**Exercise**
Check each line of the material below, and copy it if it holds the string "name".

** Opening Dataset excerpts block **

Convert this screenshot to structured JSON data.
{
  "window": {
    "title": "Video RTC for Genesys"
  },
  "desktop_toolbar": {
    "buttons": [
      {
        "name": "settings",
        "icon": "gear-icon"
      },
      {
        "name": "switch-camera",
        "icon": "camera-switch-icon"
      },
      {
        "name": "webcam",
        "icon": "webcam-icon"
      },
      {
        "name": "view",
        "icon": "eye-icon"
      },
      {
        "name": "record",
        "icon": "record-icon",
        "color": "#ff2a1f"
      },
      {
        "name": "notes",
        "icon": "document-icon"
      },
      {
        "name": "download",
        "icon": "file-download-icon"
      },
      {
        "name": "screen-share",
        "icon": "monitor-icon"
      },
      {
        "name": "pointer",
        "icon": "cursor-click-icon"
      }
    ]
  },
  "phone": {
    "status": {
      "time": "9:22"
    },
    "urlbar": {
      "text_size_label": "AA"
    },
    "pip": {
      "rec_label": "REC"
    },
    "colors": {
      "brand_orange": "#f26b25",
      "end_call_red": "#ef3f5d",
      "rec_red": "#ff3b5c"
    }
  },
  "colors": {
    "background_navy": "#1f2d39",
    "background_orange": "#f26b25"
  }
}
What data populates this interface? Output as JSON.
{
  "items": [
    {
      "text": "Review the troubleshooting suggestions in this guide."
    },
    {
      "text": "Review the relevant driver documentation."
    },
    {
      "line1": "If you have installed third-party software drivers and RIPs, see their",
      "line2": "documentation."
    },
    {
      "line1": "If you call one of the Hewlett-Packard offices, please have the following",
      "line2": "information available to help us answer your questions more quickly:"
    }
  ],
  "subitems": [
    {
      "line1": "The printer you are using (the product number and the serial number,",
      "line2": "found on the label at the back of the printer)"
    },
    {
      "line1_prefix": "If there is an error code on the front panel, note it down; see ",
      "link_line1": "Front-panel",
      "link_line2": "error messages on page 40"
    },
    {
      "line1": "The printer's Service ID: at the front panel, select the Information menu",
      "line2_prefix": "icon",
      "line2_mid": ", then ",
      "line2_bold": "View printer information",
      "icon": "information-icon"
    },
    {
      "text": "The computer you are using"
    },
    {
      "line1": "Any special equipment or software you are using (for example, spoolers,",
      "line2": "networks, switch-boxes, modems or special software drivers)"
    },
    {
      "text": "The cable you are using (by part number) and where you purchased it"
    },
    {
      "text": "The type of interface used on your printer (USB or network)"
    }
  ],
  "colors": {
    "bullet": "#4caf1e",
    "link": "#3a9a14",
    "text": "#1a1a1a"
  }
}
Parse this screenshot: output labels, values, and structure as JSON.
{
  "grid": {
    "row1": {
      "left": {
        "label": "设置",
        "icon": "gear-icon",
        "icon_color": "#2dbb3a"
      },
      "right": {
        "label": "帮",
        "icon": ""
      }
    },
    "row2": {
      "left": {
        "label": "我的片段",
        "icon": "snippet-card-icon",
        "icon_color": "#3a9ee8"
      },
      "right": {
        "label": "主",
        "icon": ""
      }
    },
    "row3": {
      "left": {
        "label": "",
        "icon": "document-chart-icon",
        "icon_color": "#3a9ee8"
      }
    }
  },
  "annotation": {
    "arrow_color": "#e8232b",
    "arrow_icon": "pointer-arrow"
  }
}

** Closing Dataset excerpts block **

**Answer box**
        "name": "settings",
        "name": "switch-camera",
        "name": "webcam",
        "name": "view",
        "name": "record",
        "name": "notes",
        "name": "download",
        "name": "screen-share",
        "name": "pointer",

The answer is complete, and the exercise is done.